### Data to process
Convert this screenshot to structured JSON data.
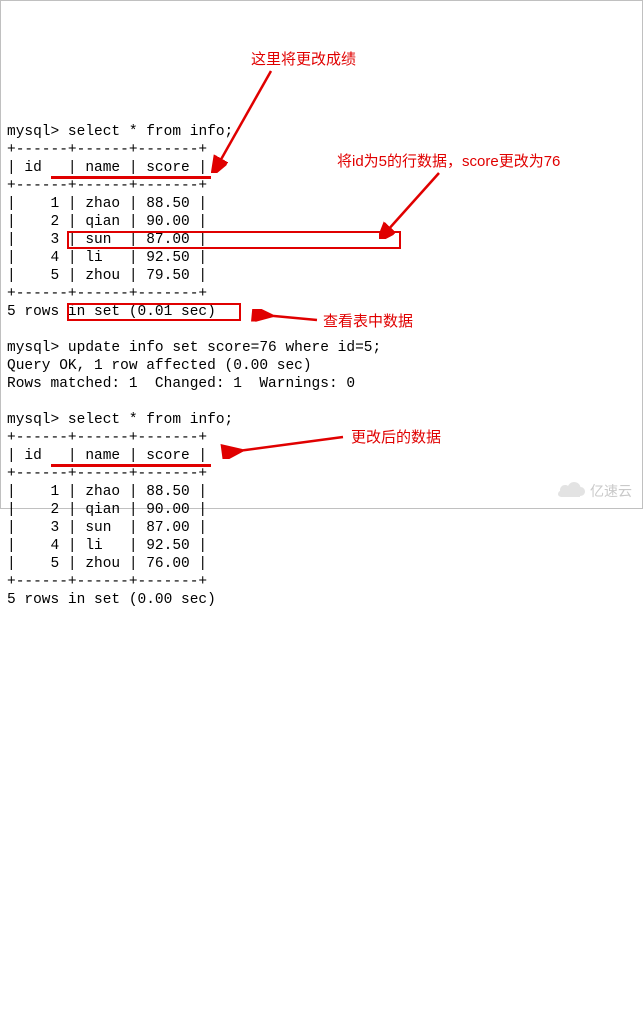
{
  "prompt": "mysql>",
  "queries": {
    "select1": "select * from info;",
    "update": "update info set score=76 where id=5;",
    "select2": "select * from info;"
  },
  "table_border_outer": "+------+------+-------+",
  "table_header": "| id   | name | score |",
  "rows_before": [
    "|    1 | zhao | 88.50 |",
    "|    2 | qian | 90.00 |",
    "|    3 | sun  | 87.00 |",
    "|    4 | li   | 92.50 |",
    "|    5 | zhou | 79.50 |"
  ],
  "rows_after": [
    "|    1 | zhao | 88.50 |",
    "|    2 | qian | 90.00 |",
    "|    3 | sun  | 87.00 |",
    "|    4 | li   | 92.50 |",
    "|    5 | zhou | 76.00 |"
  ],
  "summary1": "5 rows in set (0.01 sec)",
  "update_result1": "Query OK, 1 row affected (0.00 sec)",
  "update_result2": "Rows matched: 1  Changed: 1  Warnings: 0",
  "summary2": "5 rows in set (0.00 sec)",
  "annotations": {
    "a1": "这里将更改成绩",
    "a2": "将id为5的行数据，score更改为76",
    "a3": "查看表中数据",
    "a4": "更改后的数据"
  },
  "watermark": "亿速云",
  "chart_data": {
    "type": "table",
    "title": "info table (before and after UPDATE)",
    "columns": [
      "id",
      "name",
      "score"
    ],
    "before": [
      {
        "id": 1,
        "name": "zhao",
        "score": 88.5
      },
      {
        "id": 2,
        "name": "qian",
        "score": 90.0
      },
      {
        "id": 3,
        "name": "sun",
        "score": 87.0
      },
      {
        "id": 4,
        "name": "li",
        "score": 92.5
      },
      {
        "id": 5,
        "name": "zhou",
        "score": 79.5
      }
    ],
    "after": [
      {
        "id": 1,
        "name": "zhao",
        "score": 88.5
      },
      {
        "id": 2,
        "name": "qian",
        "score": 90.0
      },
      {
        "id": 3,
        "name": "sun",
        "score": 87.0
      },
      {
        "id": 4,
        "name": "li",
        "score": 92.5
      },
      {
        "id": 5,
        "name": "zhou",
        "score": 76.0
      }
    ],
    "update_statement": "UPDATE info SET score=76 WHERE id=5;"
  }
}
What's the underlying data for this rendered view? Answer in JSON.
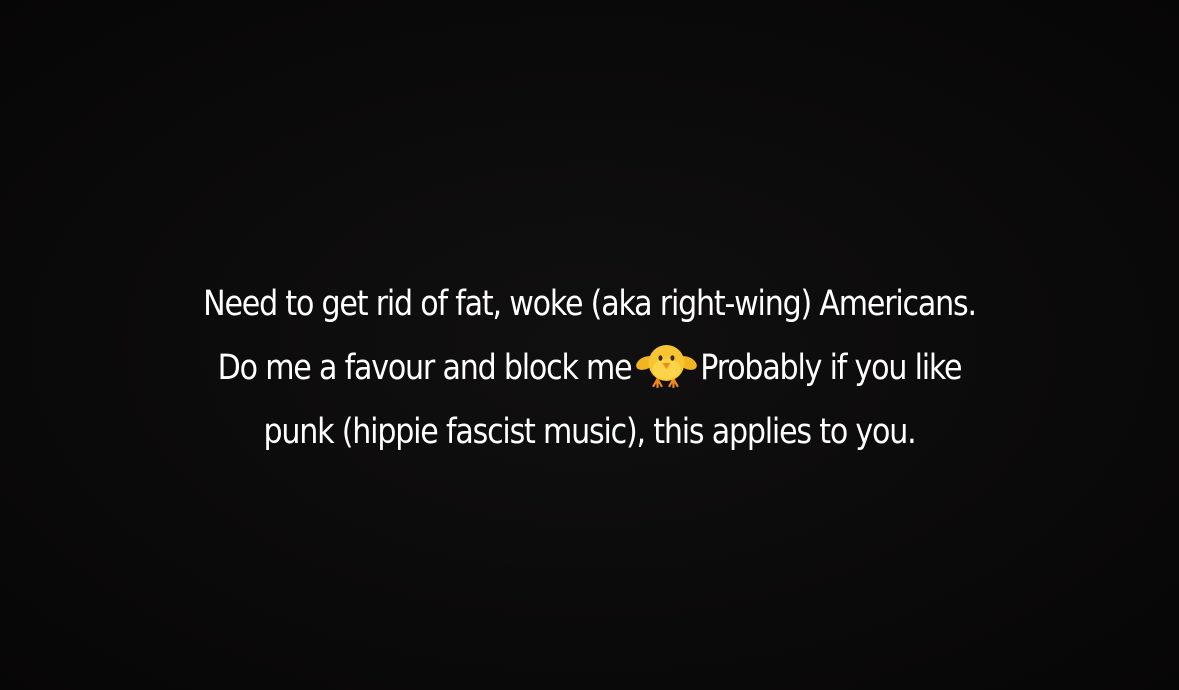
{
  "story": {
    "line1": "Need to get rid of fat, woke (aka right-wing) Americans.",
    "line2_before": "Do me a favour and block me",
    "line2_emoji": "front-facing-baby-chick-emoji",
    "line2_after": "Probably if you like",
    "line3": "punk (hippie fascist music), this applies to you."
  },
  "colors": {
    "background": "#0b0a0a",
    "text": "#ffffff",
    "chick_body": "#f7c531",
    "chick_beak": "#f08a1c"
  }
}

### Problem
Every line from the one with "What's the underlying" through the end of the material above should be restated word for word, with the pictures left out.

### Result of the task
What's the underlying data for this rendered view? Answer in JSON.
{
  "story": {
    "line1": "Need to get rid of fat, woke (aka right-wing) Americans.",
    "line2_before": "Do me a favour and block me",
    "line2_emoji": "front-facing-baby-chick-emoji",
    "line2_after": "Probably if you like",
    "line3": "punk (hippie fascist music), this applies to you."
  },
  "colors": {
    "background": "#0b0a0a",
    "text": "#ffffff",
    "chick_body": "#f7c531",
    "chick_beak": "#f08a1c"
  }
}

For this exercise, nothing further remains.